(Beginning of EXERCISE DATA)

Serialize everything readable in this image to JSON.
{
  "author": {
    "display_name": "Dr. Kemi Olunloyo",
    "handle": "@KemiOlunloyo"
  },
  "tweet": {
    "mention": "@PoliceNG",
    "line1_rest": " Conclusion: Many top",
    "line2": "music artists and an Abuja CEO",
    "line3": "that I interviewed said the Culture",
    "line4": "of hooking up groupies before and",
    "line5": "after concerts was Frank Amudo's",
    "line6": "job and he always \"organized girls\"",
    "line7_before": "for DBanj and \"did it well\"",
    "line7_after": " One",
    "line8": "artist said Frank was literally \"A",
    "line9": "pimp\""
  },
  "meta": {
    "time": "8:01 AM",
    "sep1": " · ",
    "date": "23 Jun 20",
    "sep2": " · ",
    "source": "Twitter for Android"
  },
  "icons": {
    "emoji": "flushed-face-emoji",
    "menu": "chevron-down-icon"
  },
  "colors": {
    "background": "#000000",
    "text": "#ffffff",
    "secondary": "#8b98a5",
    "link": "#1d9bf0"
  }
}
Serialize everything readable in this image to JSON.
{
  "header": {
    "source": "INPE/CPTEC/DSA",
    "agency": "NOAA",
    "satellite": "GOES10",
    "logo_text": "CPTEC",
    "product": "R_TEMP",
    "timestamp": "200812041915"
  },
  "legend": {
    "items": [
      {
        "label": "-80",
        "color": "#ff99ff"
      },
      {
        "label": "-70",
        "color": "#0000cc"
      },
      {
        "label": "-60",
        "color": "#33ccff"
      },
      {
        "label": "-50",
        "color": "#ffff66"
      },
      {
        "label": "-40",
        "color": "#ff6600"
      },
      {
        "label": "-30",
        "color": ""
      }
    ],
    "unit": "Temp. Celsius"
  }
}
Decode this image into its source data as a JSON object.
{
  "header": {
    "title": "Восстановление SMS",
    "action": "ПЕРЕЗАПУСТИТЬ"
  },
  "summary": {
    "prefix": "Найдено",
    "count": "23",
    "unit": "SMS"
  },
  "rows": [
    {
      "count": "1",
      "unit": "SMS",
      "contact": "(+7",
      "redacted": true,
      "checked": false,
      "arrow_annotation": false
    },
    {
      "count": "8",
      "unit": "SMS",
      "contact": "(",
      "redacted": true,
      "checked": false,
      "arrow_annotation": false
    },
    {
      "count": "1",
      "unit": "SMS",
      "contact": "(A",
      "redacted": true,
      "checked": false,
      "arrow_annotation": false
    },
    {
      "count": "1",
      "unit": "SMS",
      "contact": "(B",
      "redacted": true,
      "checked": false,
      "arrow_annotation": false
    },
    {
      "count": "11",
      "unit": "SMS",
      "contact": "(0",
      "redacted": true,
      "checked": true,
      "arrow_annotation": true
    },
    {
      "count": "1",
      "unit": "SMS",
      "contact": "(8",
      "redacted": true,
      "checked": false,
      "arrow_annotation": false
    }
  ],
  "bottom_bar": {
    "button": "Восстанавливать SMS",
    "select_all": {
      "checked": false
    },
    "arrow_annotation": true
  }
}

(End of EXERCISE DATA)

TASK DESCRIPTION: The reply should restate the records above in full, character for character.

WRITTEN SOLUTION:
Serialize everything readable in this image to JSON.
{
  "author": {
    "display_name": "Dr. Kemi Olunloyo",
    "handle": "@KemiOlunloyo"
  },
  "tweet": {
    "mention": "@PoliceNG",
    "line1_rest": " Conclusion: Many top",
    "line2": "music artists and an Abuja CEO",
    "line3": "that I interviewed said the Culture",
    "line4": "of hooking up groupies before and",
    "line5": "after concerts was Frank Amudo's",
    "line6": "job and he always \"organized girls\"",
    "line7_before": "for DBanj and \"did it well\"",
    "line7_after": " One",
    "line8": "artist said Frank was literally \"A",
    "line9": "pimp\""
  },
  "meta": {
    "time": "8:01 AM",
    "sep1": " · ",
    "date": "23 Jun 20",
    "sep2": " · ",
    "source": "Twitter for Android"
  },
  "icons": {
    "emoji": "flushed-face-emoji",
    "menu": "chevron-down-icon"
  },
  "colors": {
    "background": "#000000",
    "text": "#ffffff",
    "secondary": "#8b98a5",
    "link": "#1d9bf0"
  }
}
Serialize everything readable in this image to JSON.
{
  "header": {
    "source": "INPE/CPTEC/DSA",
    "agency": "NOAA",
    "satellite": "GOES10",
    "logo_text": "CPTEC",
    "product": "R_TEMP",
    "timestamp": "200812041915"
  },
  "legend": {
    "items": [
      {
        "label": "-80",
        "color": "#ff99ff"
      },
      {
        "label": "-70",
        "color": "#0000cc"
      },
      {
        "label": "-60",
        "color": "#33ccff"
      },
      {
        "label": "-50",
        "color": "#ffff66"
      },
      {
        "label": "-40",
        "color": "#ff6600"
      },
      {
        "label": "-30",
        "color": ""
      }
    ],
    "unit": "Temp. Celsius"
  }
}
Decode this image into its source data as a JSON object.
{
  "header": {
    "title": "Восстановление SMS",
    "action": "ПЕРЕЗАПУСТИТЬ"
  },
  "summary": {
    "prefix": "Найдено",
    "count": "23",
    "unit": "SMS"
  },
  "rows": [
    {
      "count": "1",
      "unit": "SMS",
      "contact": "(+7",
      "redacted": true,
      "checked": false,
      "arrow_annotation": false
    },
    {
      "count": "8",
      "unit": "SMS",
      "contact": "(",
      "redacted": true,
      "checked": false,
      "arrow_annotation": false
    },
    {
      "count": "1",
      "unit": "SMS",
      "contact": "(A",
      "redacted": true,
      "checked": false,
      "arrow_annotation": false
    },
    {
      "count": "1",
      "unit": "SMS",
      "contact": "(B",
      "redacted": true,
      "checked": false,
      "arrow_annotation": false
    },
    {
      "count": "11",
      "unit": "SMS",
      "contact": "(0",
      "redacted": true,
      "checked": true,
      "arrow_annotation": true
    },
    {
      "count": "1",
      "unit": "SMS",
      "contact": "(8",
      "redacted": true,
      "checked": false,
      "arrow_annotation": false
    }
  ],
  "bottom_bar": {
    "button": "Восстанавливать SMS",
    "select_all": {
      "checked": false
    },
    "arrow_annotation": true
  }
}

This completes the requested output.